The Mazda MX-5 Miata is the best-selling roadster of all time. With sharp handing and a no-nonsense approach to driving, it's no wonder.
For 2009, the MX-5 gains a bit more power and a new look that is either much more refined or much goofier looking, depending on whom you ask.
While available with a powered, retractable hard top, our MX-5 is equipped with the manual Z-shape folding cloth top. The manual top is one of the easiest-to-use convertible tops available today, able to be raised and lowered from the driver's seat in seconds.
Low tech cabin

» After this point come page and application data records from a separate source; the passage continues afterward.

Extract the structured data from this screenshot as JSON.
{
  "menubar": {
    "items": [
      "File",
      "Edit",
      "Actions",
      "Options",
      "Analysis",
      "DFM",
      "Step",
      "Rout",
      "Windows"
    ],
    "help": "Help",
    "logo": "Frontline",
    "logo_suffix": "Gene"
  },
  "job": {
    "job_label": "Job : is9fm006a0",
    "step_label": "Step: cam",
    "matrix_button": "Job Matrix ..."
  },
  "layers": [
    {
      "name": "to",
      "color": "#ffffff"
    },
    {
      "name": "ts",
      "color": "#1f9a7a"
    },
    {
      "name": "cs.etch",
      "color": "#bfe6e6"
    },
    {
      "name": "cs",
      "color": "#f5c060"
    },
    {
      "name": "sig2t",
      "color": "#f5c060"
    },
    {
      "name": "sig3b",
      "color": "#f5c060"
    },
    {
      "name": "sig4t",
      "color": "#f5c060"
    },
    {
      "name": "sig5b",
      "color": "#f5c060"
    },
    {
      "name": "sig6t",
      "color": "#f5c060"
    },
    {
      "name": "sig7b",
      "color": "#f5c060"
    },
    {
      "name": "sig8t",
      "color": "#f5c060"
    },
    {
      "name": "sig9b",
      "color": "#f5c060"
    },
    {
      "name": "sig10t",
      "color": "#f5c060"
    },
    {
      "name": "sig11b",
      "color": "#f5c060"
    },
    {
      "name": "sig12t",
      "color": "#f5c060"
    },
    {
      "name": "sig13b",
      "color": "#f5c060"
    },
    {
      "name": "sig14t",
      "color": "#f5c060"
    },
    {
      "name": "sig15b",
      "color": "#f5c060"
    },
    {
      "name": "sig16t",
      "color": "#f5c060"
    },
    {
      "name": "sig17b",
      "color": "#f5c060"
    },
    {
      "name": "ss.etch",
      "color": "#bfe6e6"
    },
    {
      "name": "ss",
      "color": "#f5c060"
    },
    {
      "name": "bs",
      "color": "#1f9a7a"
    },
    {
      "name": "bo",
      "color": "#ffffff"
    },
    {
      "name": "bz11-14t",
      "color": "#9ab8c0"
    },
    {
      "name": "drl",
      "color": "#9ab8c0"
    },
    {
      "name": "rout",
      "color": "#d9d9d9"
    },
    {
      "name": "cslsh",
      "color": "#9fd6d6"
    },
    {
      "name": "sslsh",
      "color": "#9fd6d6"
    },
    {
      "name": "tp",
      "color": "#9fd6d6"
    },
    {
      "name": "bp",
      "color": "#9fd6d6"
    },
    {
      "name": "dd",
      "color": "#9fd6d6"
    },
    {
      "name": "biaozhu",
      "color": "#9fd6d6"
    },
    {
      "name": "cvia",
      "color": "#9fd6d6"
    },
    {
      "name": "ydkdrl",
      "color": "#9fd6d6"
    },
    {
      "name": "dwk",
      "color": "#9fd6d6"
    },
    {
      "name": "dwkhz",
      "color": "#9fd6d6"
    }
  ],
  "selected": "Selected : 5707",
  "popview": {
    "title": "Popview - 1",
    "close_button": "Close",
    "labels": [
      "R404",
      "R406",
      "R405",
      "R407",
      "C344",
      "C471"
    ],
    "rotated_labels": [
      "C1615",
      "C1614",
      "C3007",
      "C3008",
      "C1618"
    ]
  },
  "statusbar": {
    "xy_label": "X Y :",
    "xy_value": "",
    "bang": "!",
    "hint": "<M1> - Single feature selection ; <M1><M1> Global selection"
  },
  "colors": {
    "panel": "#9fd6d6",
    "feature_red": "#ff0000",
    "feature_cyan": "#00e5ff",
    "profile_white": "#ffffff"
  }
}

The MX-5's cabin tech is purposefully devoid of cabin tech, which is disappointing for our purposes, but is a godsend for driving purists looking for a distraction free cockpit.
Starting at the center stack, our MX-5 Miata Grand Touring is equipped with the upgraded seven-speaker Bose audio system of undisclosed power. The system features a six-disc in-dash CD changer that supports MP3 and WMA encoded discs, AM/FM radio, and an analog auxiliary input located at the base of the center stack. Users who want to connect their digital media players will have to make due with that aux-input, as no USB or iPod adapter is available from the factory. A dealer installed iPod kit is available, which will run a steep $300.
The Bose audio system includes a center channel speaker that improves frontal stereo staging a bit. A pair of rear speakers located near the head rests and automatic volume leveling helps top down audio performance, but not much. The system also features two audio processing modes for top up and top down listening. You can hear it subtly switching modes when you hit the roof release button. This Bose system lacks a discrete subwoofer, so it's not as boomy as some of the other Bose systems we've tested--which isn't necessarily a bad thing.
The MX-5 is not available with GPS navigation, which seems to have been left out in a bid to keep the MX-5's cabin driver focused and distraction free. However, we think that navigation would come in handy when trying to find your way home after an afternoon of canyon carving.
A Premium package can be added, which includes an antitheft system with smart-key entry and keyless start, Xenon HID headlamps, Sirius satellite radio, and Bluetooth hands-free calling. The Premium package is available only at the Grand Touring trim level, which means that you can have Bluetooth only on the most expensive of the Miatas.
The Sirius satellite radio system seems to be plagued by the same reception problems that we experienced in the Mazda3 Grand Touring. The system often loses satellite reception, even with clear unobstructed skies. Reacquisition of signal takes a few moments, but the constant interruptions are annoying.
The hands-free calling system is controlled completely by voice and can be set up only when the vehicle is stopped. After pairing a phone using a four-digit PIN, users can manually save contacts to be retrieved by voice key, but we found no way to automatically pull contacts or to use our phone's voice activated dialing feature.
Just enough power
Motivating the proper sports car drive wheels--the rear ones--is a 2.0-liter four-cylinder gasoline engine with variable-valve timing. The power plant generates 167-horsepower and 140 pound-feet of torque. This isn't a huge amount of power or twist, but in the bantam weight Miata, it is just enough. 0-60 comes in a little more than seven seconds, which isn't neck-snapping, but is respectable.
Torque is transmitted through a six-speed-manual transmission with a short throw shifter that is an absolute joy to row through the gears. Gear engagement is a bit chunky and you can really feel the teeth of the gears engage through the shifter.
The previously mentioned Premium package adds Dynamic Stability Control to the mix, which helps to keep the power in check when things get slippery. The system has pretty high limits and only interferes when things get really loose. DSC is defeatable with a single button press for when you want to get some tail-out action.